- **TASK ITEM**
Show all lines from the data that include the word "children".

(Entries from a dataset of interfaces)
------------

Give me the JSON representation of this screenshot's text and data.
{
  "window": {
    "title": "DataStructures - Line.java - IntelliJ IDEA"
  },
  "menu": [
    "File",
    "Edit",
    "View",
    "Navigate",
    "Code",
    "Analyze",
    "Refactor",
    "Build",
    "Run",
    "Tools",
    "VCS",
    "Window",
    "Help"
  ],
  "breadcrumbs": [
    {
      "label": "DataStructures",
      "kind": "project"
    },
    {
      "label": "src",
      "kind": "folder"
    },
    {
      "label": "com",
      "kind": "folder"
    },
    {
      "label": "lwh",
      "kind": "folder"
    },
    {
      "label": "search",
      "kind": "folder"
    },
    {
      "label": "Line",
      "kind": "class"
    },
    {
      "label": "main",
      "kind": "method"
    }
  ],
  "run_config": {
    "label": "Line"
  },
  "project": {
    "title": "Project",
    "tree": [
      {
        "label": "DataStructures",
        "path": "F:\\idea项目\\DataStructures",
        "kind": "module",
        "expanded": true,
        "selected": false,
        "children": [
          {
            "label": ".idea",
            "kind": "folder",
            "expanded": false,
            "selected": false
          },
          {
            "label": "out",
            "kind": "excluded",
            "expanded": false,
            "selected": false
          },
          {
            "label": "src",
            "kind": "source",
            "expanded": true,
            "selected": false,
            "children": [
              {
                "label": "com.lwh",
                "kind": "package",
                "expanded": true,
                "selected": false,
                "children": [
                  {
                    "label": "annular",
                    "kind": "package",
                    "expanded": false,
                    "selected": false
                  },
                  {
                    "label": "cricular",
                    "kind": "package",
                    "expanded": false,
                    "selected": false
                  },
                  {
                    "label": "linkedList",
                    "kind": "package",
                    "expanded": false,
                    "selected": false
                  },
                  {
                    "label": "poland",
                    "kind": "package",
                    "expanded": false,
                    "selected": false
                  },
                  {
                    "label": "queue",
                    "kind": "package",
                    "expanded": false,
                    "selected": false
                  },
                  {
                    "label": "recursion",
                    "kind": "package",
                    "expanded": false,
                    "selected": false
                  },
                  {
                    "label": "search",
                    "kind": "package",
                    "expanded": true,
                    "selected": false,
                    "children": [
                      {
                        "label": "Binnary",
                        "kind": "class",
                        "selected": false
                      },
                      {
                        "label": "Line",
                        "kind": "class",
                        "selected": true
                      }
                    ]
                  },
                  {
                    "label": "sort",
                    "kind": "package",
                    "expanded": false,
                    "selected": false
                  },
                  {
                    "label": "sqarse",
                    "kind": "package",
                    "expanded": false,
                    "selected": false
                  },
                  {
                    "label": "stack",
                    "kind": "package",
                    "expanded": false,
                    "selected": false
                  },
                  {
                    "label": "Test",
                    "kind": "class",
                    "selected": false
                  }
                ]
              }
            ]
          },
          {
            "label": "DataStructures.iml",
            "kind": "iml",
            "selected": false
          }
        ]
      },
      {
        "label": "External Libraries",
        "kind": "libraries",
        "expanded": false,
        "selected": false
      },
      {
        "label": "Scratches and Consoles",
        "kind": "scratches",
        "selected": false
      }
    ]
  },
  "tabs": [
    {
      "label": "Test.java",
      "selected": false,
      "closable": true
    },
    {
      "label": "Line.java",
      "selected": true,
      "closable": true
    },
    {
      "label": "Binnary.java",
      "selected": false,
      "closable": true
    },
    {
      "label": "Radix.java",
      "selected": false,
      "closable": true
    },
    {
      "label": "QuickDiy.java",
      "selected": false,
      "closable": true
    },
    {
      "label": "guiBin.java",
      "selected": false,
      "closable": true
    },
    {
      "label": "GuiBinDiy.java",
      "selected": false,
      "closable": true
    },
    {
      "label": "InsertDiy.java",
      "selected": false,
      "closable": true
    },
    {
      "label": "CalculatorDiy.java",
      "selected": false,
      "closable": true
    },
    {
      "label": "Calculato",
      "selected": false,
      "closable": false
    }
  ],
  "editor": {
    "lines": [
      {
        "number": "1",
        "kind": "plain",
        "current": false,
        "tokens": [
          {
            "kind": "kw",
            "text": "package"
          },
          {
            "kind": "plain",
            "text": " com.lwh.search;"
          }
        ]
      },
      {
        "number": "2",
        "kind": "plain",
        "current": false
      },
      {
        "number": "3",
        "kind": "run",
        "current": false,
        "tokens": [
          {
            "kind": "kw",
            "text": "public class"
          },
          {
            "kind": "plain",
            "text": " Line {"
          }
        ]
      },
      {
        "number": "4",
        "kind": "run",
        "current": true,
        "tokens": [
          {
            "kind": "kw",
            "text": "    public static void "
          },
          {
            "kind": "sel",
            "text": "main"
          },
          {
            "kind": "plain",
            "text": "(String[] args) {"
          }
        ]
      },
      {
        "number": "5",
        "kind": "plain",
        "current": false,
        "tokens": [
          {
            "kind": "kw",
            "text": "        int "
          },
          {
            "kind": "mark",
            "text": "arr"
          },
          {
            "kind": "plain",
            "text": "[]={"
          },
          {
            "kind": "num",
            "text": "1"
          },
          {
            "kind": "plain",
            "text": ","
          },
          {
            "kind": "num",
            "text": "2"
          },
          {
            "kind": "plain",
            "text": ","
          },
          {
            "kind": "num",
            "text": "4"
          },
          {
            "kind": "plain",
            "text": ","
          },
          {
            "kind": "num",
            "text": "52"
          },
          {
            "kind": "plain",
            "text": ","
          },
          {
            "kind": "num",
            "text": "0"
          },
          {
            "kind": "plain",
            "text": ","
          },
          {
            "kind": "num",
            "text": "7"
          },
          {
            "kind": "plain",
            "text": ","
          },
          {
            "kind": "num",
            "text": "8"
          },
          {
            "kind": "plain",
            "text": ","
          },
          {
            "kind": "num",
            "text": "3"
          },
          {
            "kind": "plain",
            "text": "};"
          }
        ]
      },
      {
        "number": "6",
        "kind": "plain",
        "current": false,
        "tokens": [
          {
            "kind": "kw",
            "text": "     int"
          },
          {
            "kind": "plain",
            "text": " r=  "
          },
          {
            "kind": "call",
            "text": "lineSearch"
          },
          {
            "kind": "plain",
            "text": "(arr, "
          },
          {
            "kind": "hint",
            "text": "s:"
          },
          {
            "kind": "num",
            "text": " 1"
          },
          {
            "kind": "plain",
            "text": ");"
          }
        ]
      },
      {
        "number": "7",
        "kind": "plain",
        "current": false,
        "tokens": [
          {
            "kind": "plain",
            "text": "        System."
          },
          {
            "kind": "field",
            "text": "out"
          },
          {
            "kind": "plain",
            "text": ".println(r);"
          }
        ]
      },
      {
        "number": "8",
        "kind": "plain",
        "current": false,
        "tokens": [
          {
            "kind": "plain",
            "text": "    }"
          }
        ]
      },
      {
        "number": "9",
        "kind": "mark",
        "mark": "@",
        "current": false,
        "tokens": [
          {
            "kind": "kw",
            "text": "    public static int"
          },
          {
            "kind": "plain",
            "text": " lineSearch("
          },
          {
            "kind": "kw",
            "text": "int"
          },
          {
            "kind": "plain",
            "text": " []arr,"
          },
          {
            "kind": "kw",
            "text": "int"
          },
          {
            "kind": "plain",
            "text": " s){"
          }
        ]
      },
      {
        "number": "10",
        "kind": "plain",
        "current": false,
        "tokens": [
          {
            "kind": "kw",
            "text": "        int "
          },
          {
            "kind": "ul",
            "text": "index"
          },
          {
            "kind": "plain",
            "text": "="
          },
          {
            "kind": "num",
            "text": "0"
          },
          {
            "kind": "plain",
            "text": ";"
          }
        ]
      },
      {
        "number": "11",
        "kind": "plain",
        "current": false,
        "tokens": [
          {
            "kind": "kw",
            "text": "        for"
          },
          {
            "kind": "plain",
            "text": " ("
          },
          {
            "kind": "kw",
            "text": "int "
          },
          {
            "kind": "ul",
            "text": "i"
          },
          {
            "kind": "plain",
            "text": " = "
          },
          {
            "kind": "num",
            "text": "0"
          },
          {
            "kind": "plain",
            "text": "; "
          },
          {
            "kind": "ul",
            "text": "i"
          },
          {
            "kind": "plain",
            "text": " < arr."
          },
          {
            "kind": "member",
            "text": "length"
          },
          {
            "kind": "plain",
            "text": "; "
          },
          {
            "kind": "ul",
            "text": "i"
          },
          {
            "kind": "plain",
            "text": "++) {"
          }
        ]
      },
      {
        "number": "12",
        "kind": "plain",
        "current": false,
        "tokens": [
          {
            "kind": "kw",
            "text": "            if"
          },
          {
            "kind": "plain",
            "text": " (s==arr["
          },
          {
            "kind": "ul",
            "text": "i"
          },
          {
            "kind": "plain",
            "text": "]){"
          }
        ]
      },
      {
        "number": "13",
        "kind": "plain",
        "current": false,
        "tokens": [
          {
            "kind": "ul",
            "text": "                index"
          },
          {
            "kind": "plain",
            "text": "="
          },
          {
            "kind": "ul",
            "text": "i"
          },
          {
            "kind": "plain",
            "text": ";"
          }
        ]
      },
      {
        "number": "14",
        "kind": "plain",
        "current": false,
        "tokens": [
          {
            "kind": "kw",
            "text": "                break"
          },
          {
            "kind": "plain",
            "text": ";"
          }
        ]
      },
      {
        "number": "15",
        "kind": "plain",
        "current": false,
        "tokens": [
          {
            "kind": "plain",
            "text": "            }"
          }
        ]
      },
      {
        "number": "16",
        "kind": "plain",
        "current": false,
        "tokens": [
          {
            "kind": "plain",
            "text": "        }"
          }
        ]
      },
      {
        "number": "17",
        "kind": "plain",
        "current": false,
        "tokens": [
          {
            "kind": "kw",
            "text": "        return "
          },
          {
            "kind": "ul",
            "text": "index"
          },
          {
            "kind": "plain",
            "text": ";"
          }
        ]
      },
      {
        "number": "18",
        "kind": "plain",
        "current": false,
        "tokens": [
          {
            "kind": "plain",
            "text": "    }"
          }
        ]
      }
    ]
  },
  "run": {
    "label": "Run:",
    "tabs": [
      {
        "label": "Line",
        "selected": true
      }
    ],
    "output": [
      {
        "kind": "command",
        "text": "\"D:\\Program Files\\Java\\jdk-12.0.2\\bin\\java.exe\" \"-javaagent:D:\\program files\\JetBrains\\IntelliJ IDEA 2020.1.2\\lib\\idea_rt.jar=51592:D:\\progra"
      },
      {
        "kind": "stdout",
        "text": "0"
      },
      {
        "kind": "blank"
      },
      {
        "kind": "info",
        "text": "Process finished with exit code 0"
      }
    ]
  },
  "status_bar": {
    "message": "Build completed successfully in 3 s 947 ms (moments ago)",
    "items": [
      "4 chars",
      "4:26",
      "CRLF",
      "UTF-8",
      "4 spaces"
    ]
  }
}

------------

- **EXERCISE RESULT**
        "children": [
            "children": [
                "children": [
                    "children": [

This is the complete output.